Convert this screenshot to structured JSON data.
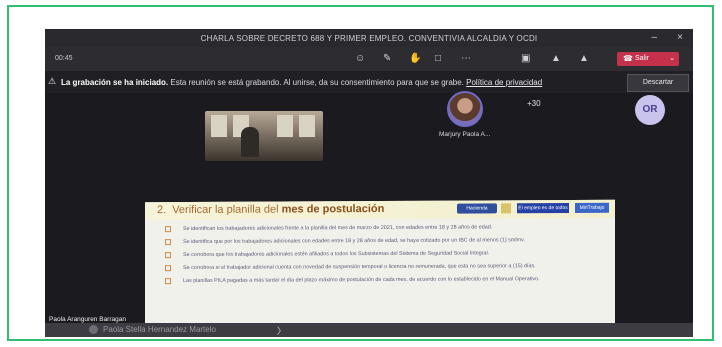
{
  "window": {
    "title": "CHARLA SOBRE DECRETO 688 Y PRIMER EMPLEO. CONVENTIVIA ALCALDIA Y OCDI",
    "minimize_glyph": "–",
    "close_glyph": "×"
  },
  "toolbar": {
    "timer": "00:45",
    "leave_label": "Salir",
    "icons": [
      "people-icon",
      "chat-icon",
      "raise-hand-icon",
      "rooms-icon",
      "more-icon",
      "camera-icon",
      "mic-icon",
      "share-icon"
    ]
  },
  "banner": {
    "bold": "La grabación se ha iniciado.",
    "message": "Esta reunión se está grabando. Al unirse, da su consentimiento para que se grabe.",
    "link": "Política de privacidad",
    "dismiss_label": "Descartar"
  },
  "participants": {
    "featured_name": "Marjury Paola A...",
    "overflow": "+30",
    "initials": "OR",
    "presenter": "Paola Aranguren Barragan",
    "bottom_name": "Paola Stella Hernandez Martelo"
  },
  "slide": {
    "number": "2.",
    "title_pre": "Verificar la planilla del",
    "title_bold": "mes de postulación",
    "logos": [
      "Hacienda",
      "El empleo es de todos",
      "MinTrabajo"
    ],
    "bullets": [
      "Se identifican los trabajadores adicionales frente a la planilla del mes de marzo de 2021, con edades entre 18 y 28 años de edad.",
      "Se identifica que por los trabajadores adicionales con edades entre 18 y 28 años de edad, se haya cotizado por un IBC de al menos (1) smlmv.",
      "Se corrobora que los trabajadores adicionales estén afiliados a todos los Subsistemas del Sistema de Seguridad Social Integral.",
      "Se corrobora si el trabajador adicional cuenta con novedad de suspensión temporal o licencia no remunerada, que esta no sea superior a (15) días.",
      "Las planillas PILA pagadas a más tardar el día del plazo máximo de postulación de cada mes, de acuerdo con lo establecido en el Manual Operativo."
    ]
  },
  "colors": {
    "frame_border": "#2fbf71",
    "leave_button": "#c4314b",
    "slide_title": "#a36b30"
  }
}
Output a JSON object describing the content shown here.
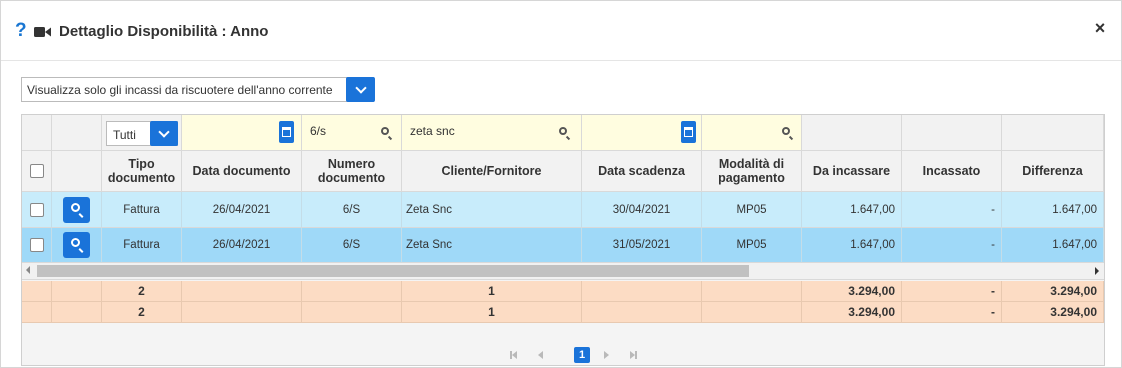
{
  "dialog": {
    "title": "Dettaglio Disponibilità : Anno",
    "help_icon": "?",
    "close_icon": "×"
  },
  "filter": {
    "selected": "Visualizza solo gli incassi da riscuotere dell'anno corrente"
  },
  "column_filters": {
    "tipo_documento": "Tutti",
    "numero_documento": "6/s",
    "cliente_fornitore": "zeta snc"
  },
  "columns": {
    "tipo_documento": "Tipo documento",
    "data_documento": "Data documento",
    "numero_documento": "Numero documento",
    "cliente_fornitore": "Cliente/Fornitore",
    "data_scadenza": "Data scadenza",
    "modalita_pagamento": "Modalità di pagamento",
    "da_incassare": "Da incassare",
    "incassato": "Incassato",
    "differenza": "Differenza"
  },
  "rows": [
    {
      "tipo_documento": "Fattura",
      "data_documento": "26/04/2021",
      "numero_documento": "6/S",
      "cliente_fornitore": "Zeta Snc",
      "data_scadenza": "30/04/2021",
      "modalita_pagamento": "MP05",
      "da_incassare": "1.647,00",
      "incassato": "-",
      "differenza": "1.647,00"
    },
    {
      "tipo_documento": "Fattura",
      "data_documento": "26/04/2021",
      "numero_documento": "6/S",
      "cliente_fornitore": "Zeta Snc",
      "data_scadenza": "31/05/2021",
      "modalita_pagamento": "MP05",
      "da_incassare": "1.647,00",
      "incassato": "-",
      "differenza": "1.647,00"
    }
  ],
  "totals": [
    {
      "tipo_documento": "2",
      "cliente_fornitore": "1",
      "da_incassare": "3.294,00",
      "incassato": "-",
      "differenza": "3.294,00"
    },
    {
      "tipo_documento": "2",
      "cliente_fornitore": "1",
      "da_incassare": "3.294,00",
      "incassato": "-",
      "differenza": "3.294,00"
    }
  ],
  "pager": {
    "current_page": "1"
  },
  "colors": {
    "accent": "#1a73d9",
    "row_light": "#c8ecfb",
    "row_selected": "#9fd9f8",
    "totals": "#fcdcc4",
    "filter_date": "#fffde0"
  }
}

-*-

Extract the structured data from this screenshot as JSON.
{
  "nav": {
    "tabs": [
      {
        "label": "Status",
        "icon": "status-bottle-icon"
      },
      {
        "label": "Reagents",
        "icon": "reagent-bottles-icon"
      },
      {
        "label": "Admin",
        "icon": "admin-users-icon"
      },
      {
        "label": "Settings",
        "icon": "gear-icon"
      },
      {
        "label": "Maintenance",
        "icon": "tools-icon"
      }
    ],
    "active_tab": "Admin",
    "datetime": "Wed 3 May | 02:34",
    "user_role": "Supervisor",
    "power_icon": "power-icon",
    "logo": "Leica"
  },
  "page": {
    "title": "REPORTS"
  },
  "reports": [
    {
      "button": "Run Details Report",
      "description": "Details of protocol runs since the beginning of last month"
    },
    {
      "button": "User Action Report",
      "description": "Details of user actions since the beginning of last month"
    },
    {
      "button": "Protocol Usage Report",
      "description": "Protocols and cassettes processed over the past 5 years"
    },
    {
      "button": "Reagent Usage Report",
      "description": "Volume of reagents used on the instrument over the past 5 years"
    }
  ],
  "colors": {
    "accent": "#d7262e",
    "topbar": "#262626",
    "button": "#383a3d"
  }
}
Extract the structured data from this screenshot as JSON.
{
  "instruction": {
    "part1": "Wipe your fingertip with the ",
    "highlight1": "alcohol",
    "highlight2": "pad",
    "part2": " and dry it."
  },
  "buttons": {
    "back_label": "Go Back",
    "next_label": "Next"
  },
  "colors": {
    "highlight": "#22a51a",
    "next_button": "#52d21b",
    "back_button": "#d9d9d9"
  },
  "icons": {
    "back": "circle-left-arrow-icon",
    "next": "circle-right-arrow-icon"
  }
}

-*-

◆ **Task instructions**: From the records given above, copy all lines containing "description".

◆ **Task response**:
      "description": "Details of protocol runs since the beginning of last month"
      "description": "Details of user actions since the beginning of last month"
      "description": "Protocols and cassettes processed over the past 5 years"
      "description": "Volume of reagents used on the instrument over the past 5 years"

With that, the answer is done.